But more fascinating was how Mario could effortlessly create variety and difference in his populous universe. As an artist responding to the hard contrasts of the Indian metropolis, he could unerringly zero in on the visuals of patent absurdity that one is daily bombarded with. Some of his most prolific creations are children — kids in all shapes a sizes; buck-toothed, mop-haired, shaven-headed, wide-eyed; tenderly rendered in abundant detail — staring at the viewer but always active and engaging.
‘Indian idiosyncracies’ are tucked into every corner of his frame, with special send-ups for hardened stereotypes like politicians, priests, teachers, businessmen, sahebs, bosses, drunks, socialites, army types and so on. Rendered equally lovingly are domestic helps (bai-s), drivers, waiters, dabbawalas, policemen and a similar expansive mosaic of humanity, which also brings with its own mosaic of emotions. This is, perhaps, Mario’s greatest gift — this portrait of a pulsing mosaic that we call India.
Within this, there is no intended malice, no vitriol. The strongest ‘critics’ in Mario’s frames are the ubiquitous figure of a startled Gandhiji wanting to jump out of a framed picture on the wall or a frazzled bird perched in a corner with a stentorian look or a baleful pie-dog, perplexed and unable to fathom the complexity of this dystopia and thinking nothing of raising its hind legs at the drainpipe trousers of the curly haired hero proposing ardently to a dismissive Ms. Nimbupani. Critics have slammed this lack of ‘point of view’ or savagery in Mario’s cartoons, choosing therefore to categorise them merely as ‘illustrations’.
But this would be a grave injustice. Mario is as sharp as any of his luminous contemporaries like O.V. Vijayan, R.K. Laxman, Abu Abraham, Kutty or Rajinder Puri in zeroing in on the frailty of his characters. While others chose to poke it and mock it, Mario chose to laugh along and celebrate it.
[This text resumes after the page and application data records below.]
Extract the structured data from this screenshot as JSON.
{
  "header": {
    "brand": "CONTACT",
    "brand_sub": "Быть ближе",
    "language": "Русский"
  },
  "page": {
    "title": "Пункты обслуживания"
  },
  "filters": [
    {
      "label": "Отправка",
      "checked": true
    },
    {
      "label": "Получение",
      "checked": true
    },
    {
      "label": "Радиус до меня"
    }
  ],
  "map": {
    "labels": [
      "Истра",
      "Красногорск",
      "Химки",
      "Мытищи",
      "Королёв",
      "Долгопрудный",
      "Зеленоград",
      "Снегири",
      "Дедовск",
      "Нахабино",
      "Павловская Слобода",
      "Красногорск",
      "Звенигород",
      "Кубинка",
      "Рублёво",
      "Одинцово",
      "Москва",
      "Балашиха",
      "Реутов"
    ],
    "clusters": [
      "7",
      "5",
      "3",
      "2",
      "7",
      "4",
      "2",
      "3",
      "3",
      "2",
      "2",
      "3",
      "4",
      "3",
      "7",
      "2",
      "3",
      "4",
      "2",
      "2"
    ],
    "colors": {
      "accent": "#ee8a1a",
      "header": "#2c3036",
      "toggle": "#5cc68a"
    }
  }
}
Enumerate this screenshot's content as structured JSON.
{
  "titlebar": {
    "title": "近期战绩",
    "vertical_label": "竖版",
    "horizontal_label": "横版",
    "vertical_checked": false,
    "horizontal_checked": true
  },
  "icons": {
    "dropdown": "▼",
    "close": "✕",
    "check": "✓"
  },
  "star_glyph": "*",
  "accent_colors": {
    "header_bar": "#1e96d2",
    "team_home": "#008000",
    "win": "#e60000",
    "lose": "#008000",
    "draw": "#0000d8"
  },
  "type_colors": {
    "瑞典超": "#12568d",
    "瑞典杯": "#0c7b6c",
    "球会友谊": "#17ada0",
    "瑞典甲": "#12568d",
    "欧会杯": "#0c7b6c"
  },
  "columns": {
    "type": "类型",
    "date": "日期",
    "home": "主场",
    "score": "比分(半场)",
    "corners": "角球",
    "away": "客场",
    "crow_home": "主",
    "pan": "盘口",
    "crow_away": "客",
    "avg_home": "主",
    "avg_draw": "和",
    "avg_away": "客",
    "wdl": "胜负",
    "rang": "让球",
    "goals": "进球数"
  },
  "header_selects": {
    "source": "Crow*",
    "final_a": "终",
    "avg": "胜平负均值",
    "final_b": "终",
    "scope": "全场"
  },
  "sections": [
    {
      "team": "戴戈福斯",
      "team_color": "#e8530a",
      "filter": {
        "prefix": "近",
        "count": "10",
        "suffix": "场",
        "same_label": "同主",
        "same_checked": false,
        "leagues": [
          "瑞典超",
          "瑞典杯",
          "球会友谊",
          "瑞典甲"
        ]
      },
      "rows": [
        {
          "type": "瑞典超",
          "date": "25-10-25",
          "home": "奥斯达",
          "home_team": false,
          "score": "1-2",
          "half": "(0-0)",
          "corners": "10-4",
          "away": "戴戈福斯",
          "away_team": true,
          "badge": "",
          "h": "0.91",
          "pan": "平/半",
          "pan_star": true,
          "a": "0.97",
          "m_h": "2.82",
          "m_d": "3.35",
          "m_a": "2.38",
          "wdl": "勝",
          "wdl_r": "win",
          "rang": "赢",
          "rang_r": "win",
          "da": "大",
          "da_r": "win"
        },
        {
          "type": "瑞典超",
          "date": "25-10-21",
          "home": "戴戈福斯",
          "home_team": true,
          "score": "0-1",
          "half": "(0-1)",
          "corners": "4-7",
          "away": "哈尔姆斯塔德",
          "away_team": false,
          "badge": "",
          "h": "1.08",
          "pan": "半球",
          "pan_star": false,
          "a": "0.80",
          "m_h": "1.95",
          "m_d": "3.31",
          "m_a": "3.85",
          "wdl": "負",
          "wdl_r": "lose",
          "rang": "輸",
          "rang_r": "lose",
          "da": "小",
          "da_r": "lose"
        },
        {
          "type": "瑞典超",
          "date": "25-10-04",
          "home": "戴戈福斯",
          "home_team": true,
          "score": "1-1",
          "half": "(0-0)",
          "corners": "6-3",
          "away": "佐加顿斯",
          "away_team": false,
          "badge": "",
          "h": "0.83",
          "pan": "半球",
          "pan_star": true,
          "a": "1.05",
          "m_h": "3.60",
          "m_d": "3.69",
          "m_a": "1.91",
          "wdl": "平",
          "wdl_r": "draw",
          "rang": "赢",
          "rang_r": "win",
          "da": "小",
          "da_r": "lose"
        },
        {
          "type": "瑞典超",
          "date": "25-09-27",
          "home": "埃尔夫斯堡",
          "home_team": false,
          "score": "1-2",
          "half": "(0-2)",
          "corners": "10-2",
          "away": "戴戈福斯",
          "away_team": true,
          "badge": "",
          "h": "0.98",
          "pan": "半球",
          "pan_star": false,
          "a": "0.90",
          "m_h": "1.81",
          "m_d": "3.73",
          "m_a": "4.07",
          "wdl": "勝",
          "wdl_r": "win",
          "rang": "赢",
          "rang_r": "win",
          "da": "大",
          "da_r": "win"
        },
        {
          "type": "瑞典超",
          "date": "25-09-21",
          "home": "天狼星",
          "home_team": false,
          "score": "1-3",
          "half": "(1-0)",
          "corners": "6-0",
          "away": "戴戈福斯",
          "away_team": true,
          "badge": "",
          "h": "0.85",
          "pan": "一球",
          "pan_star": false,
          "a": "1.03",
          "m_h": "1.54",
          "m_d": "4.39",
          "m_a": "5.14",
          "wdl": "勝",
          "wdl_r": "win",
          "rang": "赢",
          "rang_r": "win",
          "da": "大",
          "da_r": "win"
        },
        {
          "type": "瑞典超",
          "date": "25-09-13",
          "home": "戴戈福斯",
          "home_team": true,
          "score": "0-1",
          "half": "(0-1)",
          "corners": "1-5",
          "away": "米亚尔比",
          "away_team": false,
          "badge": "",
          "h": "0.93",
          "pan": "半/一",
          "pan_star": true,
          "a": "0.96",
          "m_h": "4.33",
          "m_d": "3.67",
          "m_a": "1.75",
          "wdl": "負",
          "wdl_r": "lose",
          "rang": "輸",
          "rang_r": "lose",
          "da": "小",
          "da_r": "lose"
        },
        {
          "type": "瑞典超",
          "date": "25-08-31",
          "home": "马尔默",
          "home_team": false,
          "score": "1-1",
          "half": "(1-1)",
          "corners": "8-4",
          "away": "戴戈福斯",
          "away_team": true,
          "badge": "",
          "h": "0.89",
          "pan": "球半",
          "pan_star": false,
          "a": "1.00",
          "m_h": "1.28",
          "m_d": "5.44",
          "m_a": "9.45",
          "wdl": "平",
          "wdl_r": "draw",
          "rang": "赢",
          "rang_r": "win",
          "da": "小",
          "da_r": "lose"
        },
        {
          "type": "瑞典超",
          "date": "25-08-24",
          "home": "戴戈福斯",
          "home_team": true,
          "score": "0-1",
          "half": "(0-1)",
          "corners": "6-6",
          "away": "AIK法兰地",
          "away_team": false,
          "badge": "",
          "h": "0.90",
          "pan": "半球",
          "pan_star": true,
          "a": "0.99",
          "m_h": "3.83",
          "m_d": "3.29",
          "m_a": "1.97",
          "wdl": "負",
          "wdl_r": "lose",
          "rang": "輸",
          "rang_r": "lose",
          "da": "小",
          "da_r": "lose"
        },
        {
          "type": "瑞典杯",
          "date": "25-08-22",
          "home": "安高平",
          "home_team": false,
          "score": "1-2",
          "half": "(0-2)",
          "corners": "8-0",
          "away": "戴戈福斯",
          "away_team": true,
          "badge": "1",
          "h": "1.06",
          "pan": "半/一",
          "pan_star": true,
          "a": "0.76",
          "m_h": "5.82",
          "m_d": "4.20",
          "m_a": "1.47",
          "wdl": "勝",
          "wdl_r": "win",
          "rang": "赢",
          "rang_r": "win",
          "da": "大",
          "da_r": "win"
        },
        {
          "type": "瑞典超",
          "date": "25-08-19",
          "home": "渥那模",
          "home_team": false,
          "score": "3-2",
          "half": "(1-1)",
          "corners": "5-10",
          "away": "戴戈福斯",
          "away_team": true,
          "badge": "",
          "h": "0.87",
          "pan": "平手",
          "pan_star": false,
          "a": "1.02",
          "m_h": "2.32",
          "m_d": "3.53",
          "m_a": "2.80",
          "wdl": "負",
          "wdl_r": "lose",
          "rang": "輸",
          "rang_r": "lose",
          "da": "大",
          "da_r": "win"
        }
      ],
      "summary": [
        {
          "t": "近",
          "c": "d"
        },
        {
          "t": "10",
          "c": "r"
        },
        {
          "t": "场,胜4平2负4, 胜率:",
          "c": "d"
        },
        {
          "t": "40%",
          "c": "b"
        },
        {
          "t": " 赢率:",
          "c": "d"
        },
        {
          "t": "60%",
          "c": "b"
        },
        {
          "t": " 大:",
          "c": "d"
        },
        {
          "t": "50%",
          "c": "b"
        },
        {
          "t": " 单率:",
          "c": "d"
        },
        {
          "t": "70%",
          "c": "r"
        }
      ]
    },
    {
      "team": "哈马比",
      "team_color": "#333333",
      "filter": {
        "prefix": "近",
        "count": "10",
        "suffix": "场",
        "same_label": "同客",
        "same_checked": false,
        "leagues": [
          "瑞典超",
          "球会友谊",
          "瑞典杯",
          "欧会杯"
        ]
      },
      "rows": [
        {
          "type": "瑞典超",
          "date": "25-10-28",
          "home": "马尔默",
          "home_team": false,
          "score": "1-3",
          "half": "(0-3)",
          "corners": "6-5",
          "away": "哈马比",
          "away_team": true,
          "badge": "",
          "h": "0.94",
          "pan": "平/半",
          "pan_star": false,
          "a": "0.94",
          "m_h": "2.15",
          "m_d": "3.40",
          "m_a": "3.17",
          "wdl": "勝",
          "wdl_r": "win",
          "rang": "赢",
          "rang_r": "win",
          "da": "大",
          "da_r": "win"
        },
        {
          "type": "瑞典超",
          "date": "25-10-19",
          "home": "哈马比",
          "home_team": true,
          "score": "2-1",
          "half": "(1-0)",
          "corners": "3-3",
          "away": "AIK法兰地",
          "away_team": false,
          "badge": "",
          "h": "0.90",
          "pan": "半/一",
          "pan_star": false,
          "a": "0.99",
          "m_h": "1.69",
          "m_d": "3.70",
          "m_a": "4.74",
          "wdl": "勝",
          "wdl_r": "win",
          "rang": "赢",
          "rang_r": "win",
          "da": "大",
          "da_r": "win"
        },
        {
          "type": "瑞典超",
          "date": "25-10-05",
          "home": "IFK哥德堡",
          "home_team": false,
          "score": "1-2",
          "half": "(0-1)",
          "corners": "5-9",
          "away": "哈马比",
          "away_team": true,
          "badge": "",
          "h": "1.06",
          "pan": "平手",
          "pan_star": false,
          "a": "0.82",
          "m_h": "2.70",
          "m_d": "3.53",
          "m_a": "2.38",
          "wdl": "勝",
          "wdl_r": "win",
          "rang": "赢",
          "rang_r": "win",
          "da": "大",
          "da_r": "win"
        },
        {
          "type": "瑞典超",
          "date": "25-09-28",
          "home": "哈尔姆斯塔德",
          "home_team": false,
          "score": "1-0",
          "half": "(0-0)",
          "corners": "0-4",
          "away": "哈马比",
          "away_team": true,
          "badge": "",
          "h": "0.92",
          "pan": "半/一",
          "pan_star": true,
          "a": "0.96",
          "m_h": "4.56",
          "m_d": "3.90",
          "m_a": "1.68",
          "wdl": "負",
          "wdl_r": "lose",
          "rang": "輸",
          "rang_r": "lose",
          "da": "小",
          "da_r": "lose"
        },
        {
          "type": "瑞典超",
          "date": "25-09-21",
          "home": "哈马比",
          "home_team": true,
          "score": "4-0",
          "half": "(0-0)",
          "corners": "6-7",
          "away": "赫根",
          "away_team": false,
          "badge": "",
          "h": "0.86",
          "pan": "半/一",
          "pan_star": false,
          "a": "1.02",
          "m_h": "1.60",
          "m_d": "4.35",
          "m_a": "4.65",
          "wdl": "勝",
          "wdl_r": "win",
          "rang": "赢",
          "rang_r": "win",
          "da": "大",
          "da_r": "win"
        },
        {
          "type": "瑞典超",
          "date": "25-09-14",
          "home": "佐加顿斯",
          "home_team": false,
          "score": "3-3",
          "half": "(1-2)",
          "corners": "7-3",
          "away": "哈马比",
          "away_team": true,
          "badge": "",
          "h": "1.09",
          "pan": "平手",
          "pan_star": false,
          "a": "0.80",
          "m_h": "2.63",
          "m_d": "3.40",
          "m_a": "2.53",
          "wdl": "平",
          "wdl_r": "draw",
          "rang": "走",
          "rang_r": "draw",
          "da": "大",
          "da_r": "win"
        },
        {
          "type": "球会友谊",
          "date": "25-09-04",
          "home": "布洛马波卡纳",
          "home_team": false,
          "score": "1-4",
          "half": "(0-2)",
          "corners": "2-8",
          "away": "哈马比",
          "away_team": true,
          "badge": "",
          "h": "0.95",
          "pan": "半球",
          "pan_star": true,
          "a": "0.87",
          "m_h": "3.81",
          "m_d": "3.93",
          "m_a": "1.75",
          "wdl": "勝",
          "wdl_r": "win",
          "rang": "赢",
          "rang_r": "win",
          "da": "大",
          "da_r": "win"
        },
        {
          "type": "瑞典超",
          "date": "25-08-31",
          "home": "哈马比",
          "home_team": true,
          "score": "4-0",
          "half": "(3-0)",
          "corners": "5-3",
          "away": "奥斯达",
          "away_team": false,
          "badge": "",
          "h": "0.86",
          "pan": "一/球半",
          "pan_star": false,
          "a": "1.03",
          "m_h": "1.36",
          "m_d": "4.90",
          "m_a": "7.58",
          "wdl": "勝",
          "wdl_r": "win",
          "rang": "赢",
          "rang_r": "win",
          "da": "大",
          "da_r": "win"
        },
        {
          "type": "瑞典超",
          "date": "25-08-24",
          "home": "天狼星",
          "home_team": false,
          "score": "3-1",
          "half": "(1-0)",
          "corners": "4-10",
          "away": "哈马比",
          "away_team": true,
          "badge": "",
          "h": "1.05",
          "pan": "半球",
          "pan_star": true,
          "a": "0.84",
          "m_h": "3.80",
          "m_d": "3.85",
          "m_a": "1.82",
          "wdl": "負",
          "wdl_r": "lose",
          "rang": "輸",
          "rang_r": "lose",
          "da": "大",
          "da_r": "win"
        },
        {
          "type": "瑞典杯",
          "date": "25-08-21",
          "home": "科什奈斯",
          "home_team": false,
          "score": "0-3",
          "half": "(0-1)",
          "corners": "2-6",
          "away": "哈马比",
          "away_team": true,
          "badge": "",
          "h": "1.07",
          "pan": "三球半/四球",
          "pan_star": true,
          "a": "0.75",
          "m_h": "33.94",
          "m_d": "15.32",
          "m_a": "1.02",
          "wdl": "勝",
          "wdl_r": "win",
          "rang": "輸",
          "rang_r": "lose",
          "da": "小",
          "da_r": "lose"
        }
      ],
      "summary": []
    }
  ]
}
Of course, Mario’s work over six decades, like that of many of his contemporaries, divides into three segments — the daily cartoon, the graphic for illustrated journals and the more engaged and deeper sketches for publications, particularly on Goa and other countries he visited. He collaborated in half-a-dozen projects besides a vast array of more self-consciously artistic works. It will always rankle that the art establishment did not accept him as one of their own.
But Mario was on another plane. His greatest pleasure was in recording the oddities and ironies of what he saw around him, particularly of those whom he loved. Once, in an interview, asked why he had a proclivity for drawing such big-bosomed ladies, he answered with a deadpan, “Perhaps because I’m married to a South Indian”.
Sir Ronald Searle, the grand old man of international editorial art, whom Mario acknowledged as his mentor, used to describe how he “desperately wanted to put down what was happening around me every day”. That is something we can say today unfailingly about Mario — he gave us a daily picture of ourselves.